THE quality of baby food sold on the Zambian market despite having good regulations is a challenge, says Civil Society Organization Scaling Up Nutrition Alliance.
CSO-SUN Alliance nutrition programme officer Nelly Phiri said it had been observed that most traders of baby foods had failed to adhere to laid down regulations that governed the distribution of baby foods based on nutritional quality.
Ms Phiri said the country had enough regulations to ensure the quality of imported baby foods onto the local market, but that there were great hindrances in management of the system to guarantee value.
She explained that Government departments such as the Zambia Bureau of Standards (ZABS) and others had been mandated to ensure quality of imported products including baby foods but that the status quo was proving impossible to attain.
“The Zambia Bureau of Standards (ZABS) has regulations in place that should address the growing concerns of the quality of baby foods sold in supermarkets and retail stores.
“It is sad, however, to know that despite having such good regulations that should ensure quality baby products on the market, we are still facing serious challenges in terms of having quality baby foods on the market,” she said.
Ms Phiri was responding to inquires on the certainty of nutritional value of imported baby foods available on the Zambian market.
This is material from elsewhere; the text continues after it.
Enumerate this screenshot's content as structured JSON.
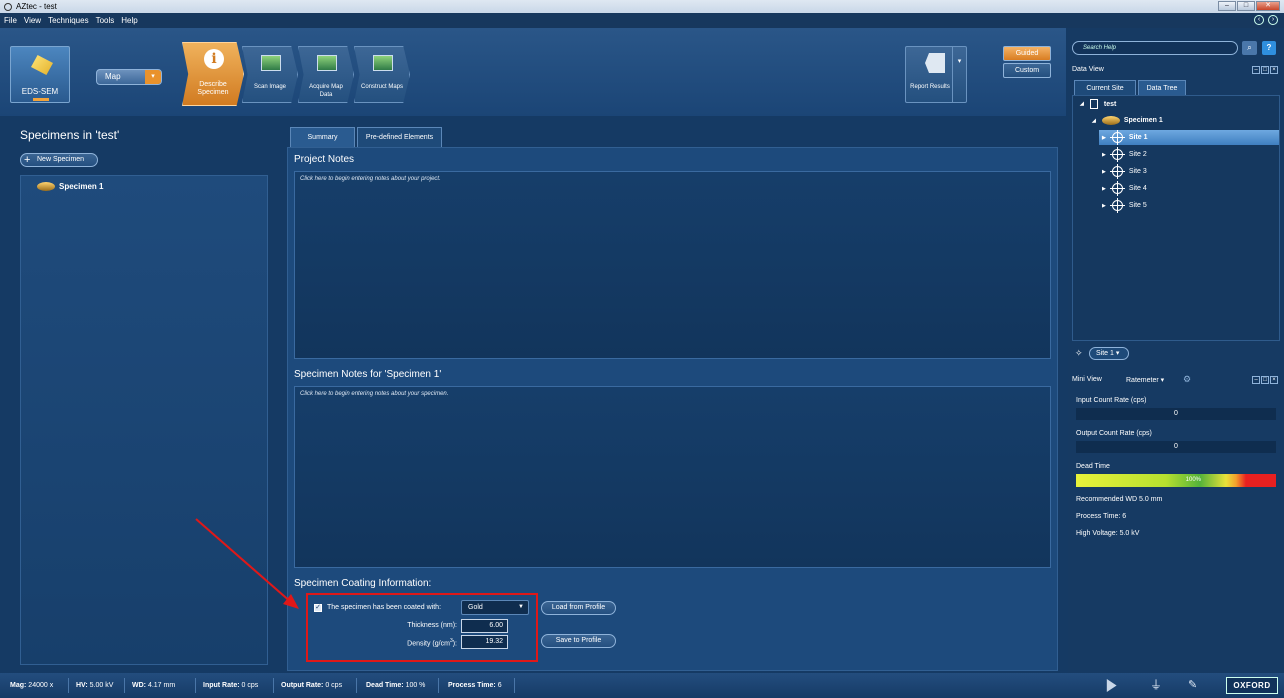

She said ZABS was a specialized organizations serving in the field of standardization, standards formulation, quality control, quality assurance, import and export quality inspections, certification and removal of technical barriers to trade in terms of imports.
Ms Phiri said even the Food and Drugs Act also provided some guidance on the quality of baby foods to be marketed in the country.
She however said it was worrying that baby food imports were still sub-standard.